[Web page and app entries]
________________________________________

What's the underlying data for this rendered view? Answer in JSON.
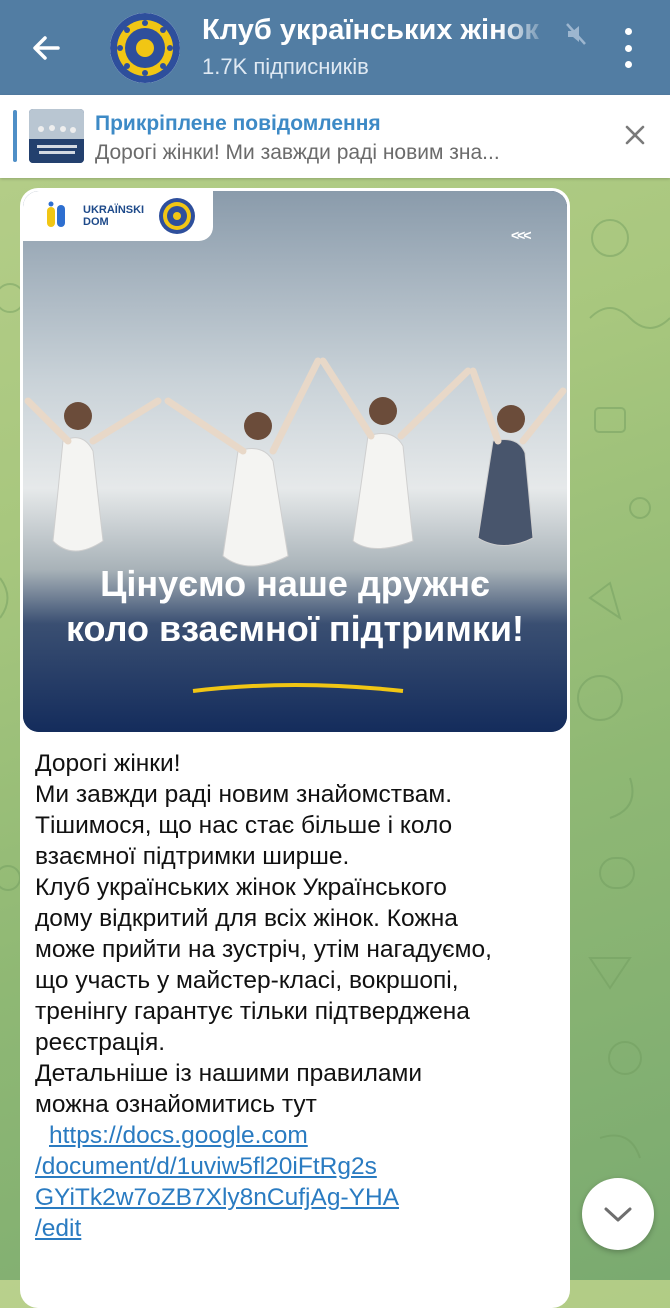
{
  "header": {
    "title": "Клуб українських жінок",
    "subtitle": "1.7K підписників"
  },
  "pinned": {
    "title": "Прикріплене повідомлення",
    "preview": "Дорогі жінки!  Ми завжди раді новим зна..."
  },
  "post": {
    "image": {
      "logo_text_line1": "UKRAÏNSKI",
      "logo_text_line2": "DOM",
      "headline_line1": "Цінуємо наше дружнє",
      "headline_line2": "коло взаємної підтримки!",
      "nav_marker": "<<<"
    },
    "lines": [
      "Дорогі жінки!",
      "Ми завжди раді новим знайомствам.",
      "Тішимося, що нас стає більше і коло",
      "взаємної підтримки ширше.",
      "Клуб українських жінок Українського",
      "дому відкритий для всіх жінок. Кожна",
      "може прийти на зустріч, утім нагадуємо,",
      "що участь у майстер-класі, вокршопі,",
      "тренінгу гарантує тільки підтверджена",
      "реєстрація.",
      "Детальніше із нашими правилами",
      "можна ознайомитись тут"
    ],
    "link_lines": [
      "https://docs.google.com",
      "/document/d/1uviw5fl20iFtRg2s",
      "GYiTk2w7oZB7Xly8nCufjAg-YHA",
      "/edit"
    ]
  },
  "colors": {
    "header_bg": "#527da3",
    "accent": "#3d8ac6",
    "link": "#2a7bc1"
  },
  "icons": [
    "back-arrow-icon",
    "channel-avatar",
    "muted-icon",
    "more-vert-icon",
    "close-icon",
    "chevron-down-icon"
  ]
}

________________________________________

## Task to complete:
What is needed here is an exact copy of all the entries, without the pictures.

## Answer to this task:
What's the underlying data for this rendered view? Answer in JSON.
{
  "header": {
    "title": "Клуб українських жінок",
    "subtitle": "1.7K підписників"
  },
  "pinned": {
    "title": "Прикріплене повідомлення",
    "preview": "Дорогі жінки!  Ми завжди раді новим зна..."
  },
  "post": {
    "image": {
      "logo_text_line1": "UKRAÏNSKI",
      "logo_text_line2": "DOM",
      "headline_line1": "Цінуємо наше дружнє",
      "headline_line2": "коло взаємної підтримки!",
      "nav_marker": "<<<"
    },
    "lines": [
      "Дорогі жінки!",
      "Ми завжди раді новим знайомствам.",
      "Тішимося, що нас стає більше і коло",
      "взаємної підтримки ширше.",
      "Клуб українських жінок Українського",
      "дому відкритий для всіх жінок. Кожна",
      "може прийти на зустріч, утім нагадуємо,",
      "що участь у майстер-класі, вокршопі,",
      "тренінгу гарантує тільки підтверджена",
      "реєстрація.",
      "Детальніше із нашими правилами",
      "можна ознайомитись тут"
    ],
    "link_lines": [
      "https://docs.google.com",
      "/document/d/1uviw5fl20iFtRg2s",
      "GYiTk2w7oZB7Xly8nCufjAg-YHA",
      "/edit"
    ]
  },
  "colors": {
    "header_bg": "#527da3",
    "accent": "#3d8ac6",
    "link": "#2a7bc1"
  },
  "icons": [
    "back-arrow-icon",
    "channel-avatar",
    "muted-icon",
    "more-vert-icon",
    "close-icon",
    "chevron-down-icon"
  ]
}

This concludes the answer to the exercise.